Work required:
Your task is to count the lines of the entries below that include the word "placeholder" and to give only the resulting number.

========================================

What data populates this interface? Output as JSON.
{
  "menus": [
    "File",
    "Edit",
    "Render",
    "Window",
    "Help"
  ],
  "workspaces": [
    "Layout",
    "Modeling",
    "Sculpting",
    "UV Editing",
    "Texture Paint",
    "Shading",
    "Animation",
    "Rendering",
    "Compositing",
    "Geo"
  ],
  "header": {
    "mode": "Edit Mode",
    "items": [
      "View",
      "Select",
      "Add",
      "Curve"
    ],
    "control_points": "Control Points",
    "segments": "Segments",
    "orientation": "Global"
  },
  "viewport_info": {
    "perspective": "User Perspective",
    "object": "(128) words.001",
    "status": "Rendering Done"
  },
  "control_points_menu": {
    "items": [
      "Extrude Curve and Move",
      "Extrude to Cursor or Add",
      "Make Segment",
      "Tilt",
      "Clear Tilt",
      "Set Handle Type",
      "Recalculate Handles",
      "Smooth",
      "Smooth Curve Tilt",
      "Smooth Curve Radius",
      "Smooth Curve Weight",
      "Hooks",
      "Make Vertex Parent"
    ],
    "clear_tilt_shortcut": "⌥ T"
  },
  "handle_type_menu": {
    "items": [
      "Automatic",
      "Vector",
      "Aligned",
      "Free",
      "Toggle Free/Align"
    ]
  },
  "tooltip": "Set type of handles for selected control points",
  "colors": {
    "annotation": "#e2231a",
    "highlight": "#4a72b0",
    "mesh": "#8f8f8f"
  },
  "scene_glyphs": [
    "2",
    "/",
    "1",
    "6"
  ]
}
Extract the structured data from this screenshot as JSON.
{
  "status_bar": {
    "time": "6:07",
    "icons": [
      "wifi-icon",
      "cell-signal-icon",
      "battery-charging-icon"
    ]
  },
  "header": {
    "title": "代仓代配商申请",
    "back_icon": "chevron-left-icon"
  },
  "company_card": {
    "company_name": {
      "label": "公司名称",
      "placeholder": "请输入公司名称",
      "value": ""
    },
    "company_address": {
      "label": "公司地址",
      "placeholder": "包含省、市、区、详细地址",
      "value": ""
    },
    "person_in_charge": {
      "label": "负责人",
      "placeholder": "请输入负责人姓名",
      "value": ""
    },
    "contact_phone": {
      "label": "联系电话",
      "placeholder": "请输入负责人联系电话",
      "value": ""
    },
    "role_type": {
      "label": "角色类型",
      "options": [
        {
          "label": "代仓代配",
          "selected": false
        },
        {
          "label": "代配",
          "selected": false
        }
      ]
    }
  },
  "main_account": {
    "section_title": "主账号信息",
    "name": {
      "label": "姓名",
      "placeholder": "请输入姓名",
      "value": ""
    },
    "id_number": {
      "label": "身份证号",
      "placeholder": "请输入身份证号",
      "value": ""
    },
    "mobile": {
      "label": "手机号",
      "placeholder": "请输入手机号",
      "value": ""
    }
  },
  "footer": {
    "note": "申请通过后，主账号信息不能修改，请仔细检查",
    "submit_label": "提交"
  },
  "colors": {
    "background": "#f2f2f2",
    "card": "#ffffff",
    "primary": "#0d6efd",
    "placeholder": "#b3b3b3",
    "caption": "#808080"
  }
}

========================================

Reply to the task:
8